    Alva: After fifteen years in India and four in London, John wrote to his brother that "I own it is my wish to fix my wandering feet on some speck of Earth I could call my own." He rented a house near Balgonie for two years, and in 1772 he bought an estate at Alva, nestled in the Ochil Hills of what is now Clackmannanshire. He stayed there for the rest of his life. At Alva, he commissioned an extraordinary project of classical estate buildings, which were never built: "a circular court 100 feet across. In the centre is a round dung hill. Over the dung hill there is a round pigeon house that supports a short octagonal turret with a pyramidal roof. The court is surrounded by eight 2-storey blocks with pyramidal roofs," and eight 1-storey blocks, including "a brewhouse, a poultry house, a dairy, a wash house, a laundry, a slaughter room, coach houses, a cart shed, stables, a cow house, a carpenter's shop and a smith's shop." In the returns for taxes on servants, John declared four female servants, and six male servants, including a butler, a valet and a coachman. His wife Elizabeth Carolina died at Alva in 1778, leaving a young son and daughter. His own happiness, John wrote to James Balmain, was placed "more on the Social pleasures under my Own Roof than in Any I have yet found to depend on Externals." After Elizabeth Carolina's death, John commissioned an edifice that was built: a mausoleum designed by the noted Scottish architect Robert Adam.

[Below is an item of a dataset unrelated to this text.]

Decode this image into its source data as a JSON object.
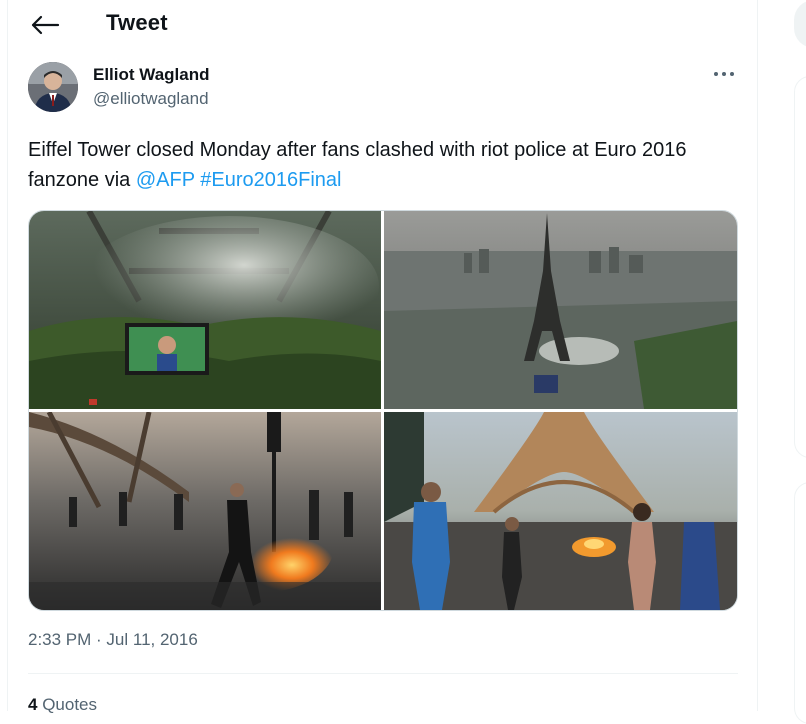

  • Bridge near which Bell or Belinda's child was found
    Balgonie: After living in London, John moved back to Scotland, renting a mansion near the ancient castle of Balgonie in Fife. There, he lived with his family and with one male servant and three women servants, in addition to Bell or Belinda. Balgonie was only an afternoon's walk from the home of Adam Smith in Kirkaldy, and John and Smith were almost certainly acquainted at that time. It was in Balgonie that the drama of Bell or Belinda unfolded in 1771. Bell or Belinda's dead son was found in the river Leven, not far from John and Elizabeth Carolina's house. Over the course of Bell or Belinda's trial in Cupar, and then in Perth, the household at Balgonie was turned upside-down. Eighteen witnesses were identified, six of them from the household of a neighbouring tenant, and four from the Johnstones' household, including "Molly a black girl, the slave or servant of John Johnstone." In the year after Bell or Belinda was sent to America, John and Elizabeth Carolina moved away to their own estate at Alva, returning only "to pack up our Baggage, & bid adieu to the old Castle."

  • Pensacola Harbor Martha's Vineyard Mid 18th Century View Of Quebec Photograph: Mid 18th Century View Of Quebec, Everett

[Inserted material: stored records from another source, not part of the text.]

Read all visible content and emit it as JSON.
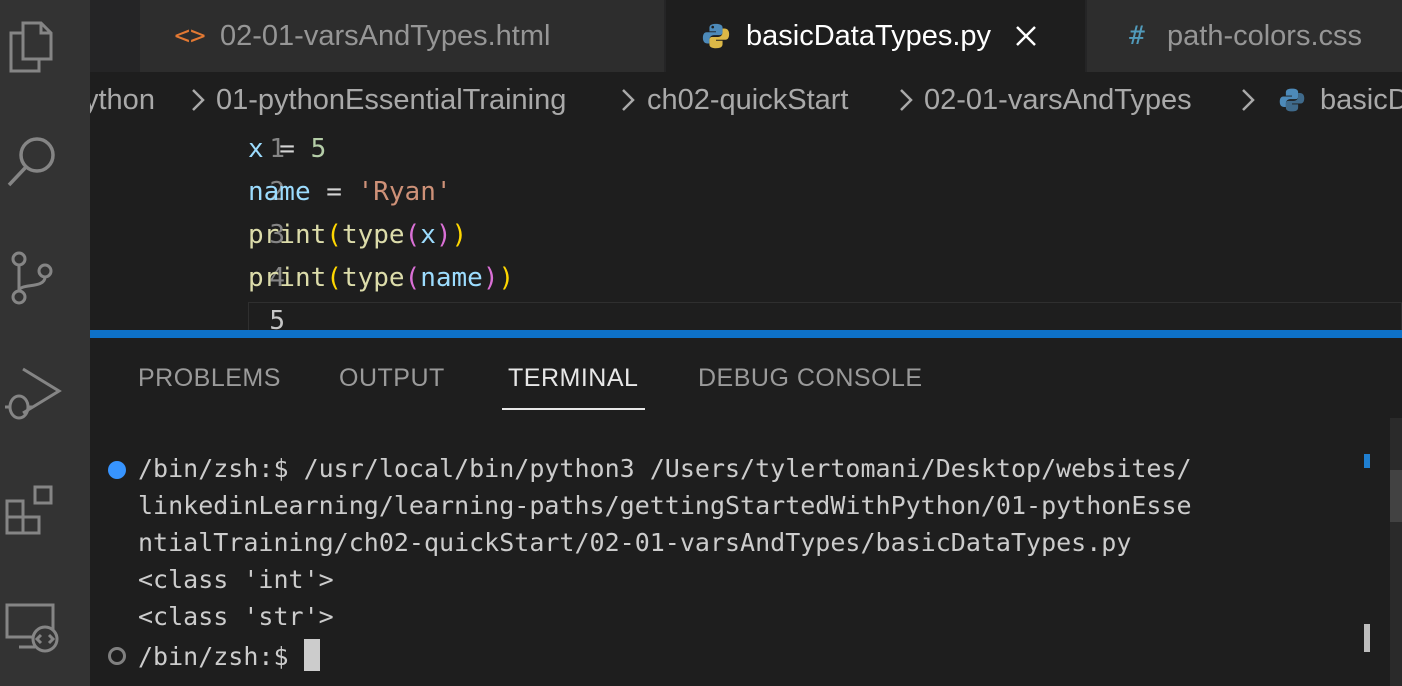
{
  "activity_bar": {
    "icons": [
      "explorer-icon",
      "search-icon",
      "source-control-icon",
      "run-debug-icon",
      "extensions-icon",
      "remote-explorer-icon"
    ]
  },
  "tabs": [
    {
      "label": "02-01-varsAndTypes.html",
      "icon": "<>",
      "icon_color": "#e37933",
      "active": false
    },
    {
      "label": "basicDataTypes.py",
      "icon": "python-icon",
      "active": true
    },
    {
      "label": "path-colors.css",
      "icon": "#",
      "icon_color": "#519aba",
      "active": false
    }
  ],
  "breadcrumb": {
    "items": [
      "ython",
      "01-pythonEssentialTraining",
      "ch02-quickStart",
      "02-01-varsAndTypes",
      "basicD"
    ]
  },
  "editor": {
    "line_numbers": [
      "1",
      "2",
      "3",
      "4",
      "5"
    ],
    "lines": [
      {
        "tokens": [
          {
            "t": "x",
            "c": "c-var"
          },
          {
            "t": " = ",
            "c": "c-op"
          },
          {
            "t": "5",
            "c": "c-num"
          }
        ]
      },
      {
        "tokens": [
          {
            "t": "name",
            "c": "c-var"
          },
          {
            "t": " = ",
            "c": "c-op"
          },
          {
            "t": "'Ryan'",
            "c": "c-str"
          }
        ]
      },
      {
        "tokens": [
          {
            "t": "print",
            "c": "c-fn"
          },
          {
            "t": "(",
            "c": "b1"
          },
          {
            "t": "type",
            "c": "c-fn"
          },
          {
            "t": "(",
            "c": "b2"
          },
          {
            "t": "x",
            "c": "c-var"
          },
          {
            "t": ")",
            "c": "b2"
          },
          {
            "t": ")",
            "c": "b1"
          }
        ]
      },
      {
        "tokens": [
          {
            "t": "print",
            "c": "c-fn"
          },
          {
            "t": "(",
            "c": "b1"
          },
          {
            "t": "type",
            "c": "c-fn"
          },
          {
            "t": "(",
            "c": "b2"
          },
          {
            "t": "name",
            "c": "c-var"
          },
          {
            "t": ")",
            "c": "b2"
          },
          {
            "t": ")",
            "c": "b1"
          }
        ]
      }
    ]
  },
  "panel": {
    "tabs": [
      "PROBLEMS",
      "OUTPUT",
      "TERMINAL",
      "DEBUG CONSOLE"
    ],
    "active_tab": "TERMINAL"
  },
  "terminal": {
    "lines": [
      "/bin/zsh:$ /usr/local/bin/python3 /Users/tylertomani/Desktop/websites/",
      "linkedinLearning/learning-paths/gettingStartedWithPython/01-pythonEsse",
      "ntialTraining/ch02-quickStart/02-01-varsAndTypes/basicDataTypes.py",
      "<class 'int'>",
      "<class 'str'>",
      "/bin/zsh:$ "
    ]
  },
  "colors": {
    "accent": "#0e71c7",
    "dot_success": "#3794ff"
  }
}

    North America: The American colonies played an important, if shifting role in the lives of the Johnstones. Alexander, George and Gideon all came to America in the service of the crown. During the American War of Independence, Gideon served as a naval officer in New York, off Plymouth Sound, and off the island of Nantucket. Alexander spent several unhappy years in the army in Canada and what was later upstate New York. George was the British governor of West Florida, stationed in Pensacola during the 1760s. William, too, though never a visitor, bought the so-called Genesee tract, some 1,300,000 acres in New York, and became one of America's largest landowners. The Johnstones were in contact with many different Americans. Barbara's daughter married Edmund Dana, an American medical student from Cambridge, Massachusetts, and George, originally a supporter of the re8olution, was in contact with Thomas Gage and Thomas Hutchinson, royal governors of Massachusetts. George also served on the Carlisle Commission, an ill-fated attempt to negotiate peace with the belligerent colonies. Alexander Hamilton was involved with in William's land purchases in New York, and former American vice president Aaron Burr visited Betty in Edinburgh, an event of which he wrote "Asked into Mrs J's room. Pretty place; view of the Forth."